This special issue presents four articles on the topic of religion and television. The first article analyzes five of the highest-rated television dramas from the 2000-2001 season in terms of "faith-based" media literacy. It strives for a more systematic and conceptually sound critique that gets beyond the casual assessments frequently found in the popular press. The next article discusses The Simpsons and how it reflects a commitment to satirizing the pietistic and hypocritical elements of American religious expression, but does not attack the bases of American religious faiths. The third article looks to what Veggie Tales--a popular children's video series--presents in terms of race, gender, and authority. The final article is about The X-Files, a science fiction program that--on one level--is one of the most sophisticated treatments of religion in the history of television drama. Its ability to interweave complex issues regarding institutional religion and practice is deserving of attention from researchers.
Table of Contents
Volume 1, Number 3, 2002. Contents: T. Bleythe, Working Hard for the Money: A Faith-Based Media Literacy Analysis of the Top Television Dramas of 2000-2001. T.V. Lewis, The Simpsons.Religious Rhetoric and the Comic Frame in H. Warren, The Bible Tells Me So: Depictions of Race, Gender and Authority in Children's Videos.
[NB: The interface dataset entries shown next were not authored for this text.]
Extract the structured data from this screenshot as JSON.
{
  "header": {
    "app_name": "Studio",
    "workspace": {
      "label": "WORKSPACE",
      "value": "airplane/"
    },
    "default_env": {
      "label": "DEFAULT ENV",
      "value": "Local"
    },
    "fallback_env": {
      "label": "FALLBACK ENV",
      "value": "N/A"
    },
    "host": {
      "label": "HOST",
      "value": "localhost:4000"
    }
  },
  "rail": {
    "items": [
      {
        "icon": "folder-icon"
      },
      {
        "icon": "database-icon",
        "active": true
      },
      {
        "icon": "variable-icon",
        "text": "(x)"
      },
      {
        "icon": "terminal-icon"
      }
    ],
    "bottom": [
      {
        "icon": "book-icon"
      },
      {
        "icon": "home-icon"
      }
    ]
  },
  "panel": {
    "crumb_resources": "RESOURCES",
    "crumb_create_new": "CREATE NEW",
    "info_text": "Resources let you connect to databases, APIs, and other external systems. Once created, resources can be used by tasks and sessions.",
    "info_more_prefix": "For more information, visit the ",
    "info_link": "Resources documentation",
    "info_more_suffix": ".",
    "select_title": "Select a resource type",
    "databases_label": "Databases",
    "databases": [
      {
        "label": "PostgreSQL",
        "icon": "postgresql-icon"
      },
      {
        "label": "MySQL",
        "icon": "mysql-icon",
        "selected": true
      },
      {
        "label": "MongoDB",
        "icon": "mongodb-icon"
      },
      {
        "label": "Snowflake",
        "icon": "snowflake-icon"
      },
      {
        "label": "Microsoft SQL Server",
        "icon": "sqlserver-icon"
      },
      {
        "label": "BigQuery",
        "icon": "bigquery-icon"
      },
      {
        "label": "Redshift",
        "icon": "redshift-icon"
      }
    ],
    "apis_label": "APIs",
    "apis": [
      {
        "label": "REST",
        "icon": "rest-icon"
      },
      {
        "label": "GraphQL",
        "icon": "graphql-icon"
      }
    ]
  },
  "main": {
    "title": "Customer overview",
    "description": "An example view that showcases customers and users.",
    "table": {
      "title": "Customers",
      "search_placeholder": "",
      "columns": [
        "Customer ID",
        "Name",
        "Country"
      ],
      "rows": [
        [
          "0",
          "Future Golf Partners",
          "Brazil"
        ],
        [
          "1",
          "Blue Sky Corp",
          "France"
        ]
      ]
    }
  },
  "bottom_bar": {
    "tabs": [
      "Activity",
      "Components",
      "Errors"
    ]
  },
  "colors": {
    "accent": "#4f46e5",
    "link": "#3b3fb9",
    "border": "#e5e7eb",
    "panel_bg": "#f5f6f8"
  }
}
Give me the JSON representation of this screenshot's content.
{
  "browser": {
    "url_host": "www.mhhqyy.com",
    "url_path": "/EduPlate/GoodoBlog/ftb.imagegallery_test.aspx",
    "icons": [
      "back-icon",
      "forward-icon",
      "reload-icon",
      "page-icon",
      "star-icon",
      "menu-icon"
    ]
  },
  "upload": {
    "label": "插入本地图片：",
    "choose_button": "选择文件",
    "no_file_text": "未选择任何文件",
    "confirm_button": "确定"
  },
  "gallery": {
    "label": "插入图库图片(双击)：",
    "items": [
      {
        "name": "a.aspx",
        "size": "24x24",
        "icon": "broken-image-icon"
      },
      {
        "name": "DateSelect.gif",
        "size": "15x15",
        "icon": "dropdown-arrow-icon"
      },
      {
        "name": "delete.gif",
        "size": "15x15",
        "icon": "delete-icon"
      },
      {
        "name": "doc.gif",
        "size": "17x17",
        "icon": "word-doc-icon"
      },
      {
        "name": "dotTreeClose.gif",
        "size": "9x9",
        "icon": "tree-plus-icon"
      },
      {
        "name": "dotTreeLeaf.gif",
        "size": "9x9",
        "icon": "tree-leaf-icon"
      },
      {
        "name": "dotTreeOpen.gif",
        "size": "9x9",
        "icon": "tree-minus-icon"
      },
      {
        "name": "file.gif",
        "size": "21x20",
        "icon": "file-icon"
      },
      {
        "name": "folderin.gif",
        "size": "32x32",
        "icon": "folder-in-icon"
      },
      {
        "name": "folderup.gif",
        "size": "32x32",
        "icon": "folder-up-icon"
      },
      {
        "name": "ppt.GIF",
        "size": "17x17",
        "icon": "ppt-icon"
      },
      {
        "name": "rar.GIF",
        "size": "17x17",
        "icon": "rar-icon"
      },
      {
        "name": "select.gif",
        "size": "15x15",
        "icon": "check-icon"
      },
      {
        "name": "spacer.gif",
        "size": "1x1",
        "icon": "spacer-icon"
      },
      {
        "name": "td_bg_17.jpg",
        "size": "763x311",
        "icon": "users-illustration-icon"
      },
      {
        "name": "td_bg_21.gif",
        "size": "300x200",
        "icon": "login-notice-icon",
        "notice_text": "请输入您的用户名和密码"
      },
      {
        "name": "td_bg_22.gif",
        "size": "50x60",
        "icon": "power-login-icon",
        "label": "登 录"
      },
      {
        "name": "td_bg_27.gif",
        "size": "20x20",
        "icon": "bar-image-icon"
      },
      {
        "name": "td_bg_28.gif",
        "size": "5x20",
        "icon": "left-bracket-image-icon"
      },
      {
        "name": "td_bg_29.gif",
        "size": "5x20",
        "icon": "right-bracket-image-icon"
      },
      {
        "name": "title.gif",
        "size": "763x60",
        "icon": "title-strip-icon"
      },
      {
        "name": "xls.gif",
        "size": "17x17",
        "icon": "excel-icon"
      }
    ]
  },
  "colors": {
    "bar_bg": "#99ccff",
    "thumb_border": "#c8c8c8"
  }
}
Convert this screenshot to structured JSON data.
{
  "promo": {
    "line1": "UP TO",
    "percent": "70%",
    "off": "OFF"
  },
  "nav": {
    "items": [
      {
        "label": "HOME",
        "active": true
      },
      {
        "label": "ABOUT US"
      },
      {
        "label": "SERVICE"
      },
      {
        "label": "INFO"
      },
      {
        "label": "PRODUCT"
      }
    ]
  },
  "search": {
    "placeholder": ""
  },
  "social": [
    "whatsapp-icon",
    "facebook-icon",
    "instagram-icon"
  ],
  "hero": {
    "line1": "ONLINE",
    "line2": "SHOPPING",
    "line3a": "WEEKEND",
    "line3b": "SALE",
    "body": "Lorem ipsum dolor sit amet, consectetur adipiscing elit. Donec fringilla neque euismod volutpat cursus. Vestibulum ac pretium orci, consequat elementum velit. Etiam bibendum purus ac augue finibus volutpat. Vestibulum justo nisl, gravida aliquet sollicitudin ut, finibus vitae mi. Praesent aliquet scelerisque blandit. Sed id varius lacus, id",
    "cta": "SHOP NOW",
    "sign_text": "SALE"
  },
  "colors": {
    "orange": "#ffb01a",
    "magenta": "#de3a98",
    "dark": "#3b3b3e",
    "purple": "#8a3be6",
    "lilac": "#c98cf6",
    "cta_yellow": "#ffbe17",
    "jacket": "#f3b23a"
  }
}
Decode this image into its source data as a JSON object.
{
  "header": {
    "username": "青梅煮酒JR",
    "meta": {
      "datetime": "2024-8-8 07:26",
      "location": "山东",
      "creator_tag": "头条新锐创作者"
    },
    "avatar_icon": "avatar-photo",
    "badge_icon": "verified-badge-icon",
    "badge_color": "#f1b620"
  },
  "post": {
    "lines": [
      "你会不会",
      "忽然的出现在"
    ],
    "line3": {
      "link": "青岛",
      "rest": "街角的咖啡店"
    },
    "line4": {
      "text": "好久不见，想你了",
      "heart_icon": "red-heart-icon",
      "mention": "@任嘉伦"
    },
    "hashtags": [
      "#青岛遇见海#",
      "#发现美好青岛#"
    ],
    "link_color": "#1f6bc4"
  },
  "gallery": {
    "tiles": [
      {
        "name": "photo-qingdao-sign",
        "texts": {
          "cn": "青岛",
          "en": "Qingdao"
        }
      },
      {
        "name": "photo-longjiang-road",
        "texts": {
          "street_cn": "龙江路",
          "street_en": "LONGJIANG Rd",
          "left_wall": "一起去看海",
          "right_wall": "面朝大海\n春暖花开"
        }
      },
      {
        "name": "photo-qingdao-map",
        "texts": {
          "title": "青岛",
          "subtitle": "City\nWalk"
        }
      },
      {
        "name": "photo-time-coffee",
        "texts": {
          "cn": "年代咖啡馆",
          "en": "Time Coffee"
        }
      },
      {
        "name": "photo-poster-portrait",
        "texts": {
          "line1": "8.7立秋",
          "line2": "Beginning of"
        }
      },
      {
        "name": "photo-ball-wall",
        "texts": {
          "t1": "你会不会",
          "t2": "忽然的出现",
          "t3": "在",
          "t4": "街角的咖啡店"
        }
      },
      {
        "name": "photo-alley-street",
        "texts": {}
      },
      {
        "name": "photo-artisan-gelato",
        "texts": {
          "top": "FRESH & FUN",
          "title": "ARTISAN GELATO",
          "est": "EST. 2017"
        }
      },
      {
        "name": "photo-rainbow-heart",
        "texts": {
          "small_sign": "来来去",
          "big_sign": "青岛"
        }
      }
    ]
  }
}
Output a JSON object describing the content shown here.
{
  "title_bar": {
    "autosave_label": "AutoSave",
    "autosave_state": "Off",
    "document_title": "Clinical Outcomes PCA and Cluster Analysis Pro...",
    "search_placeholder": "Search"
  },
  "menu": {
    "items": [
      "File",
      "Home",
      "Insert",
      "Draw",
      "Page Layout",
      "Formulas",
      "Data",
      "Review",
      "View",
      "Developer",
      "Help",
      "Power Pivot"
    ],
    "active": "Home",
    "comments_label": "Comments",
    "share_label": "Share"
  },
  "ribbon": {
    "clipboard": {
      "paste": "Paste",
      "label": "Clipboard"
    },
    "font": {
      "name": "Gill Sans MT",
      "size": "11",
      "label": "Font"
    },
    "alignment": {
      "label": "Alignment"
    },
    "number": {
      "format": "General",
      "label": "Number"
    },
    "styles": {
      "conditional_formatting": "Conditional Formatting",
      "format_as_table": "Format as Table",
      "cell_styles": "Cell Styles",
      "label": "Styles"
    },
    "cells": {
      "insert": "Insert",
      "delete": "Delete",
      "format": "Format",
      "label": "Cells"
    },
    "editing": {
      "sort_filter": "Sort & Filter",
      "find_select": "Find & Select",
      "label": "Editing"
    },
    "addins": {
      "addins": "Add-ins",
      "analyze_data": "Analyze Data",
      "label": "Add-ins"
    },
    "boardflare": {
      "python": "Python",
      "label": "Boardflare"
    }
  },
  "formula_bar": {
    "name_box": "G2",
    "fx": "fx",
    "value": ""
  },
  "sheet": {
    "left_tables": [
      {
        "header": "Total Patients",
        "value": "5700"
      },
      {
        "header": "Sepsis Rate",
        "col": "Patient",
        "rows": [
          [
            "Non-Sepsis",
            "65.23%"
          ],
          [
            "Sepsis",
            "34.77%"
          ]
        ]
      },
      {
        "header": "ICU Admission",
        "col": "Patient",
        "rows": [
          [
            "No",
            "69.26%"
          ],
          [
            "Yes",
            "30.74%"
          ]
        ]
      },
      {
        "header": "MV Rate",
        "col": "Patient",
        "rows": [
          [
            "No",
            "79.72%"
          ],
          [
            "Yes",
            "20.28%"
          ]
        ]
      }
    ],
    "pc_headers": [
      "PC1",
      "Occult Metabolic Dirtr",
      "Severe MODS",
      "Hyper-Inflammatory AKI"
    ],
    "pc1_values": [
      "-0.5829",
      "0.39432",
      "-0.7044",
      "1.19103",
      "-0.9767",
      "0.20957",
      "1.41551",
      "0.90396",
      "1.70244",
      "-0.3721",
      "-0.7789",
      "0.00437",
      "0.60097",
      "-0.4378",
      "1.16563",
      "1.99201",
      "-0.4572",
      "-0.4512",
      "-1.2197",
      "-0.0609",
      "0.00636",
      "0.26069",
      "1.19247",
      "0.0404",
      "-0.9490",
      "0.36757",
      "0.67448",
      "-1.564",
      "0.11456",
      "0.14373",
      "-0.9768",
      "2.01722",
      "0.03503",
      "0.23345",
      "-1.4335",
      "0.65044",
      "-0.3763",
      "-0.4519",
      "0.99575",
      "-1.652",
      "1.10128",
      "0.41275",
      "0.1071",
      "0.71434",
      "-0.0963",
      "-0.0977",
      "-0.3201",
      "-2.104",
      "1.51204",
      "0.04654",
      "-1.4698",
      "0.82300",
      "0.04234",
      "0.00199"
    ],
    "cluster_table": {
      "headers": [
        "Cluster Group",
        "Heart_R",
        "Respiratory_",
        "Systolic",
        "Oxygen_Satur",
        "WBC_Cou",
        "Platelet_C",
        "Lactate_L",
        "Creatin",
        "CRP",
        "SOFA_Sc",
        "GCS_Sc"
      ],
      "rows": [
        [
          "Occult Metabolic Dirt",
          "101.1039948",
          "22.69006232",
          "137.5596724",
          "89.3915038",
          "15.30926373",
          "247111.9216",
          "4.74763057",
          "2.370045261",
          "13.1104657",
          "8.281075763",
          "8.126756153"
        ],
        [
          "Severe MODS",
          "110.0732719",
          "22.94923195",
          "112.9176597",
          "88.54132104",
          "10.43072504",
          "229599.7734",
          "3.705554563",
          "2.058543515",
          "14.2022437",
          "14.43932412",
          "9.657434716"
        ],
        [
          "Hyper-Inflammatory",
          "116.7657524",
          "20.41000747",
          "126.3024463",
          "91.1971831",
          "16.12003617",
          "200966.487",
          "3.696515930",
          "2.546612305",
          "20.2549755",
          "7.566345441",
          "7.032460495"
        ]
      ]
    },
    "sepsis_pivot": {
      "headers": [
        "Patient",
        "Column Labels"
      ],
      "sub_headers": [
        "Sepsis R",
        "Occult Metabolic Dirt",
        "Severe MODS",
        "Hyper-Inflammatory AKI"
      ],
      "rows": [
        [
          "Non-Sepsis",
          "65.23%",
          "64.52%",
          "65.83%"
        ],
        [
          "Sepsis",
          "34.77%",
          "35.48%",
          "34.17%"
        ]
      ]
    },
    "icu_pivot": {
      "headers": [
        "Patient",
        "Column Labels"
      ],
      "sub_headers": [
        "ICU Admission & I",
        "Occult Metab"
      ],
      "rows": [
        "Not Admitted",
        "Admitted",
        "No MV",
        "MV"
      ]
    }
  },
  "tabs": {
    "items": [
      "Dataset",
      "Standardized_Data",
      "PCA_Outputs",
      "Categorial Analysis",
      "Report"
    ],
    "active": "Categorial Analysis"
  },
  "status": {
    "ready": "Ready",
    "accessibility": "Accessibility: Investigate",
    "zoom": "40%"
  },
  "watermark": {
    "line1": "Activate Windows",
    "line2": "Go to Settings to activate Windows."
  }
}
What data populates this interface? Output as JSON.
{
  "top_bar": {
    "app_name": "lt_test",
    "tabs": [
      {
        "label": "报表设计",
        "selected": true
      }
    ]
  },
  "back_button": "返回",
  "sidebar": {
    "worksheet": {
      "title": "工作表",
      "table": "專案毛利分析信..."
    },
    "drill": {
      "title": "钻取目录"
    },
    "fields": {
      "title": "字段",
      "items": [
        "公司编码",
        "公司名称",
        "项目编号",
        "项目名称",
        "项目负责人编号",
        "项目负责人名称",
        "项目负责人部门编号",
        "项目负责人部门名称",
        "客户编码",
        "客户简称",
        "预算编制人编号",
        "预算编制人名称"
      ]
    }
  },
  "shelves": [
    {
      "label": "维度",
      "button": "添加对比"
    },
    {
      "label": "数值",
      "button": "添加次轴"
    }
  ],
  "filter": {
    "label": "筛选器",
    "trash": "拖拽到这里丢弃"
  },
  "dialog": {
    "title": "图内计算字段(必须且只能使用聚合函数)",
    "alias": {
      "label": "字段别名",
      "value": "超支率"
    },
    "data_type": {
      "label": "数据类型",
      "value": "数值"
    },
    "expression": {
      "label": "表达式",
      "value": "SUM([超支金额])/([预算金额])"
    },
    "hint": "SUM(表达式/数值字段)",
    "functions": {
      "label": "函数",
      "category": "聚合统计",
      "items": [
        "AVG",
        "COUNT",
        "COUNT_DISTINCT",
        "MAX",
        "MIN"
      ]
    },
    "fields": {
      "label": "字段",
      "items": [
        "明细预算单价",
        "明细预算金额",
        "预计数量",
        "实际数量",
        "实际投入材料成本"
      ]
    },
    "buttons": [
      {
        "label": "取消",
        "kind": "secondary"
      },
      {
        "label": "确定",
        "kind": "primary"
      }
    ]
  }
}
P.C. Peterson, The X-Files.Religion in BOOK REVIEWS: J. Omachonu, Communicating for Life: Christian Stewardship in Community and Media by Quentin J. Schultze. B. Evensen, The Evangelist and the Impresario: Religion, Entertainment and Cultural Politics in America, 1884-1914 by Kathryn J. Oberdeck.